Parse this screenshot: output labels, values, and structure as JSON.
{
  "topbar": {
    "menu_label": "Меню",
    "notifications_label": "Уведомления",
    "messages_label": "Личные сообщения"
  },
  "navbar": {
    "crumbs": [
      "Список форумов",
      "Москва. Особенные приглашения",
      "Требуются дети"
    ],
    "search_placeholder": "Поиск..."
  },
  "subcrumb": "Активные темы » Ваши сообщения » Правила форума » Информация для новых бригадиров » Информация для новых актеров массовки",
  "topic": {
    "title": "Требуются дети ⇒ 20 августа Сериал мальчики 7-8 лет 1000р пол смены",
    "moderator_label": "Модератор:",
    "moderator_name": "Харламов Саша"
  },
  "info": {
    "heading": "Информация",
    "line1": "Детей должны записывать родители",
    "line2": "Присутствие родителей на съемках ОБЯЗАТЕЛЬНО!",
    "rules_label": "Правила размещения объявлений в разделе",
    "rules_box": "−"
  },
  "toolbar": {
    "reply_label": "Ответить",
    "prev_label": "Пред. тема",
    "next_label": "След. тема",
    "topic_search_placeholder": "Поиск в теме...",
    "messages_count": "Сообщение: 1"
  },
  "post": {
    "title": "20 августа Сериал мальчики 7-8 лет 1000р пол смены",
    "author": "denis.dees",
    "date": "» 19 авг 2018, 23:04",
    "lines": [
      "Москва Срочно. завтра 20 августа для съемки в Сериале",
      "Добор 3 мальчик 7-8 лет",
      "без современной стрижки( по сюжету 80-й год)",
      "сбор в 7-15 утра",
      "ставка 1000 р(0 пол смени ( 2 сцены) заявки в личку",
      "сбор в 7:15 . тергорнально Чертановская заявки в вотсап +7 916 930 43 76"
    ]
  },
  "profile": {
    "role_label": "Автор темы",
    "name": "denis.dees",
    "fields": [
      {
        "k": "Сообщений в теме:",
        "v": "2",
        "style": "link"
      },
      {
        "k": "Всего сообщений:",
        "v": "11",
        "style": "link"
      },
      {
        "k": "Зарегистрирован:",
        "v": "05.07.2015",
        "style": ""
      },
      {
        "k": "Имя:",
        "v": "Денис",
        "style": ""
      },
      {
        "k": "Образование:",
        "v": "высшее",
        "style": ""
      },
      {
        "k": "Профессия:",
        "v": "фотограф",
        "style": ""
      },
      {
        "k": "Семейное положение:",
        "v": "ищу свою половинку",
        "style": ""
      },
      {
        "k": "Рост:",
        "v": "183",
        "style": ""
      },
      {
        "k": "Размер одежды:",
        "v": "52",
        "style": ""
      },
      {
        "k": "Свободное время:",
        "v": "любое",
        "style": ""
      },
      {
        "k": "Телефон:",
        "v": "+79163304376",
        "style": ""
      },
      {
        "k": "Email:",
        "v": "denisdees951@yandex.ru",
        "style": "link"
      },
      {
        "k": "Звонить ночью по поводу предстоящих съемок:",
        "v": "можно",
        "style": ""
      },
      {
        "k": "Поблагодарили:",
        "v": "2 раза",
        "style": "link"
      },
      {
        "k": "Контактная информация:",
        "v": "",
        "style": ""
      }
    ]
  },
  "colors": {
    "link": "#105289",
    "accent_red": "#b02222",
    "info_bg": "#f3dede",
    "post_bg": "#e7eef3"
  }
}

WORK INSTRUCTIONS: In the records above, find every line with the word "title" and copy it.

WRITTEN SOLUTION:
    "title": "Требуются дети ⇒ 20 августа Сериал мальчики 7-8 лет 1000р пол смены",
    "title": "20 августа Сериал мальчики 7-8 лет 1000р пол смены",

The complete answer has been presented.